Experienced O.D.s expanded their practice capabilities at the second Chief Executive Optometrist program held in Philadelphia last month.

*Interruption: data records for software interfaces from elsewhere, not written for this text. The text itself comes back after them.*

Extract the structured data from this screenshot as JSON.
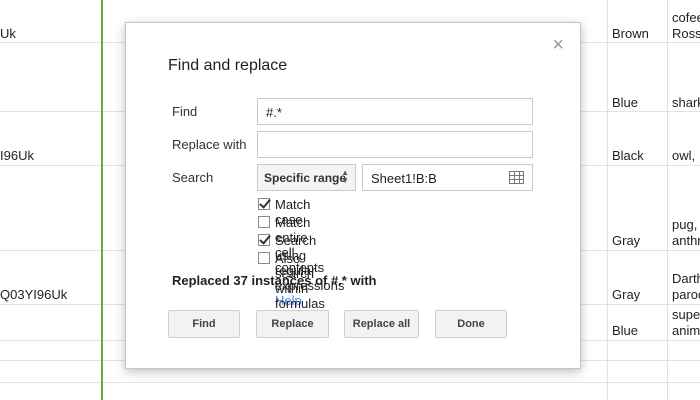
{
  "sheet": {
    "left_cells": [
      "Uk",
      "I96Uk",
      "Q03YI96Uk"
    ],
    "color_cells": [
      "Brown",
      "Blue",
      "Black",
      "Gray",
      "Gray",
      "Blue"
    ],
    "desc_cells": [
      "cofee\nRoss",
      "shark",
      "owl,",
      "pug,\nanthr",
      "Darth\nparod",
      "supe\nanim"
    ]
  },
  "dialog": {
    "title": "Find and replace",
    "close_icon": "×",
    "find_label": "Find",
    "find_value": "#.*",
    "replace_label": "Replace with",
    "replace_value": "",
    "search_label": "Search",
    "search_scope": "Specific range",
    "search_range": "Sheet1!B:B",
    "options": [
      {
        "label": "Match case",
        "checked": true
      },
      {
        "label": "Match entire cell contents",
        "checked": false
      },
      {
        "label": "Search using regular expressions",
        "checked": true
      },
      {
        "label": "Also search within formulas",
        "checked": false
      }
    ],
    "help_link": "Help",
    "status": "Replaced 37 instances of #.* with",
    "buttons": {
      "find": "Find",
      "replace": "Replace",
      "replace_all": "Replace all",
      "done": "Done"
    }
  }
}
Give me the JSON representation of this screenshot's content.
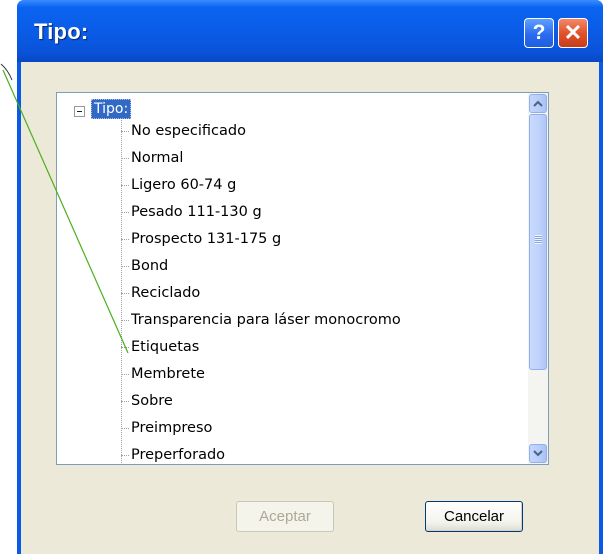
{
  "window": {
    "title": "Tipo:",
    "help_label": "?",
    "close_label": "✕"
  },
  "tree": {
    "root_label": "Tipo:",
    "items": [
      "No especificado",
      "Normal",
      "Ligero 60-74 g",
      "Pesado 111-130 g",
      "Prospecto 131-175 g",
      "Bond",
      "Reciclado",
      "Transparencia para láser monocromo",
      "Etiquetas",
      "Membrete",
      "Sobre",
      "Preimpreso",
      "Preperforado"
    ]
  },
  "scrollbar": {
    "up_icon": "scroll-up-arrow-icon",
    "down_icon": "scroll-down-arrow-icon"
  },
  "buttons": {
    "ok_label": "Aceptar",
    "ok_enabled": false,
    "cancel_label": "Cancelar"
  },
  "colors": {
    "titlebar": "#0a5be6",
    "selection": "#316ac5",
    "callout_line": "#4caf1c",
    "dialog_face": "#ece9d8"
  }
}
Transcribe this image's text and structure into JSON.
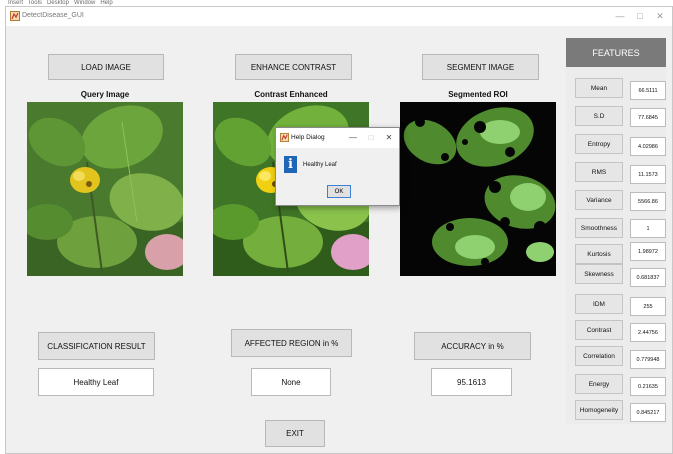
{
  "window": {
    "title": "DetectDisease_GUI",
    "minimize_glyph": "—",
    "maximize_glyph": "□",
    "close_glyph": "✕"
  },
  "menubar": {
    "items": [
      "Insert",
      "Tools",
      "Desktop",
      "Window",
      "Help"
    ]
  },
  "buttons": {
    "load_image": "LOAD IMAGE",
    "enhance_contrast": "ENHANCE CONTRAST",
    "segment_image": "SEGMENT IMAGE",
    "classification_result": "CLASSIFICATION RESULT",
    "affected_region": "AFFECTED REGION in %",
    "accuracy": "ACCURACY in %",
    "exit": "EXIT"
  },
  "captions": {
    "query": "Query Image",
    "enhanced": "Contrast Enhanced",
    "segmented": "Segmented ROI"
  },
  "results": {
    "classification": "Healthy Leaf",
    "affected_region": "None",
    "accuracy": "95.1613"
  },
  "features": {
    "header": "FEATURES",
    "items": [
      {
        "label": "Mean",
        "value": "66.5111"
      },
      {
        "label": "S.D",
        "value": "77.6845"
      },
      {
        "label": "Entropy",
        "value": "4.02986"
      },
      {
        "label": "RMS",
        "value": "11.1573"
      },
      {
        "label": "Variance",
        "value": "5566.86"
      },
      {
        "label": "Smoothness",
        "value": "1"
      },
      {
        "label": "Kurtosis",
        "value": "1.98972"
      },
      {
        "label": "Skewness",
        "value": "0.681837"
      },
      {
        "label": "IDM",
        "value": "255"
      },
      {
        "label": "Contrast",
        "value": "2.44756"
      },
      {
        "label": "Correlation",
        "value": "0.779948"
      },
      {
        "label": "Energy",
        "value": "0.21635"
      },
      {
        "label": "Homogeneity",
        "value": "0.845217"
      }
    ]
  },
  "dialog": {
    "title": "Help Dialog",
    "message": "Healthy Leaf",
    "ok_label": "OK",
    "minimize_glyph": "—",
    "maximize_glyph": "□",
    "close_glyph": "✕"
  }
}
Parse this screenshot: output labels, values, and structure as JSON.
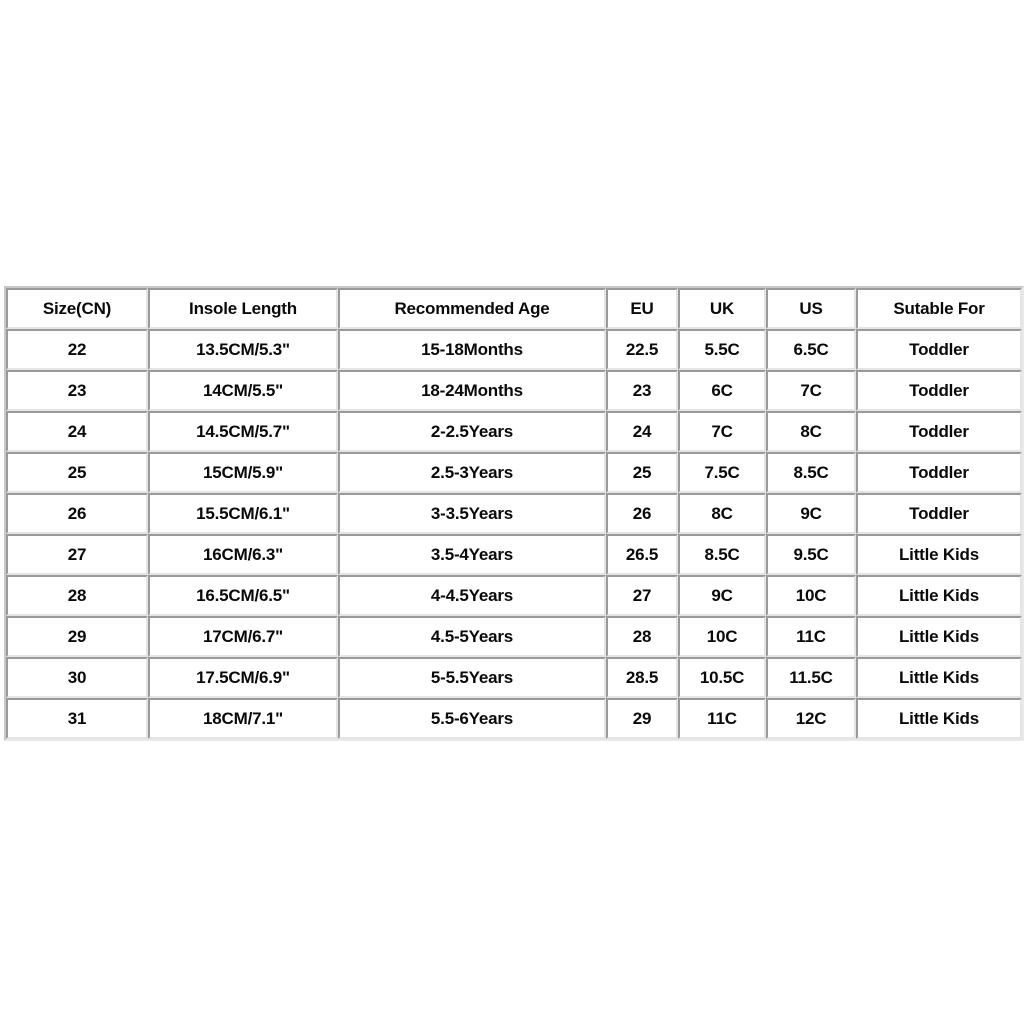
{
  "table": {
    "name": "shoe-size-chart",
    "columns": [
      {
        "key": "size_cn",
        "label": "Size(CN)"
      },
      {
        "key": "insole",
        "label": "Insole Length"
      },
      {
        "key": "age",
        "label": "Recommended Age"
      },
      {
        "key": "eu",
        "label": "EU"
      },
      {
        "key": "uk",
        "label": "UK"
      },
      {
        "key": "us",
        "label": "US"
      },
      {
        "key": "for",
        "label": "Sutable For"
      }
    ],
    "rows": [
      {
        "size_cn": "22",
        "insole": "13.5CM/5.3\"",
        "age": "15-18Months",
        "eu": "22.5",
        "uk": "5.5C",
        "us": "6.5C",
        "for": "Toddler"
      },
      {
        "size_cn": "23",
        "insole": "14CM/5.5\"",
        "age": "18-24Months",
        "eu": "23",
        "uk": "6C",
        "us": "7C",
        "for": "Toddler"
      },
      {
        "size_cn": "24",
        "insole": "14.5CM/5.7\"",
        "age": "2-2.5Years",
        "eu": "24",
        "uk": "7C",
        "us": "8C",
        "for": "Toddler"
      },
      {
        "size_cn": "25",
        "insole": "15CM/5.9\"",
        "age": "2.5-3Years",
        "eu": "25",
        "uk": "7.5C",
        "us": "8.5C",
        "for": "Toddler"
      },
      {
        "size_cn": "26",
        "insole": "15.5CM/6.1\"",
        "age": "3-3.5Years",
        "eu": "26",
        "uk": "8C",
        "us": "9C",
        "for": "Toddler"
      },
      {
        "size_cn": "27",
        "insole": "16CM/6.3\"",
        "age": "3.5-4Years",
        "eu": "26.5",
        "uk": "8.5C",
        "us": "9.5C",
        "for": "Little Kids"
      },
      {
        "size_cn": "28",
        "insole": "16.5CM/6.5\"",
        "age": "4-4.5Years",
        "eu": "27",
        "uk": "9C",
        "us": "10C",
        "for": "Little Kids"
      },
      {
        "size_cn": "29",
        "insole": "17CM/6.7\"",
        "age": "4.5-5Years",
        "eu": "28",
        "uk": "10C",
        "us": "11C",
        "for": "Little Kids"
      },
      {
        "size_cn": "30",
        "insole": "17.5CM/6.9\"",
        "age": "5-5.5Years",
        "eu": "28.5",
        "uk": "10.5C",
        "us": "11.5C",
        "for": "Little Kids"
      },
      {
        "size_cn": "31",
        "insole": "18CM/7.1\"",
        "age": "5.5-6Years",
        "eu": "29",
        "uk": "11C",
        "us": "12C",
        "for": "Little Kids"
      }
    ]
  },
  "colors": {
    "background": "#ffffff",
    "text": "#0a0a0a",
    "cell_border_dark": "#9a9a9a",
    "cell_border_light": "#e4e4e4"
  }
}
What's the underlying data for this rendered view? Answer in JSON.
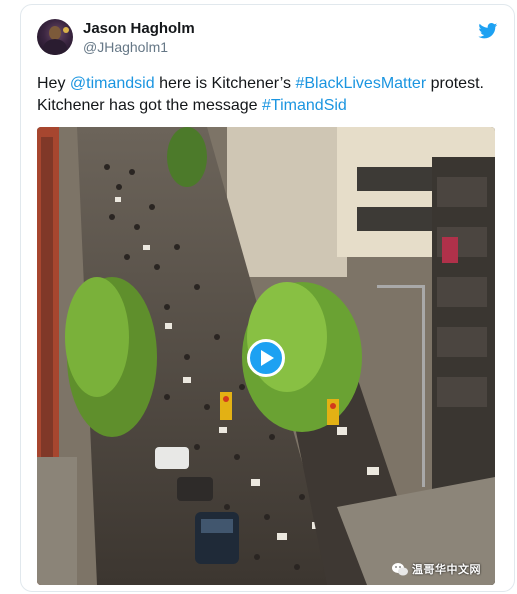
{
  "tweet": {
    "author_name": "Jason Hagholm",
    "author_handle": "@JHagholm1",
    "text_parts": [
      {
        "text": "Hey ",
        "type": "plain"
      },
      {
        "text": "@timandsid",
        "type": "link"
      },
      {
        "text": " here is Kitchener’s ",
        "type": "plain"
      },
      {
        "text": "#BlackLivesMatter",
        "type": "link"
      },
      {
        "text": " protest. Kitchener has got the message ",
        "type": "plain"
      },
      {
        "text": "#TimandSid",
        "type": "link"
      }
    ]
  },
  "media": {
    "type": "video",
    "play_icon": "play-icon"
  },
  "watermark": {
    "text": "温哥华中文网"
  },
  "colors": {
    "link": "#1b95e0",
    "twitter_blue": "#1da1f2",
    "text": "#14171a",
    "muted": "#657786",
    "border": "#e1e8ed"
  }
}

Part of the University of Pennsylvania's Wharton School Executive Education program, the weekend-long seminar was created in cooperation with the Johnson & Johnson Vision Care Institute to provide insight on the business of optometry and help participants take their practices to the next financial level.
The program, conducted by Wharton School professors, blended business strategies and tactics from the academic world with case studies and best practices from Fortune 500 companies.
Designed for experienced O.D.s and ophthalmologists who own or hope to own practices, the program provided executive-level education to help them maximize their earning potential.
O.D.s from independent, chain and big-box practices examined their business methods and made plans for the future based on the program's focus on:
  • Critical Thinking: the essential practices of critical thinkers and using the practices to problem solve and make better decisions.
  • Leadership: the steps to gaining influence, credibility and confidence for strong practice management.
  • Marketing: branding, marketing strategies, experiential marketing and customer lifetime value.
  • Practice Management: the basics of organizational logic, covering skills, such as goal setting, communication, conflict resolution and motivation.
  • Finance: the determination your practice's financial health, cost analysis for decision making, capital acquisitions and leasing vs. buying.

For information on the next program, contact Wharton's program consultants at (215) 898-1776, or visit

Special thanks to Amy Spezio, of Eyecare Business, for contributing this story.

Optometric Management, Issue: February 2008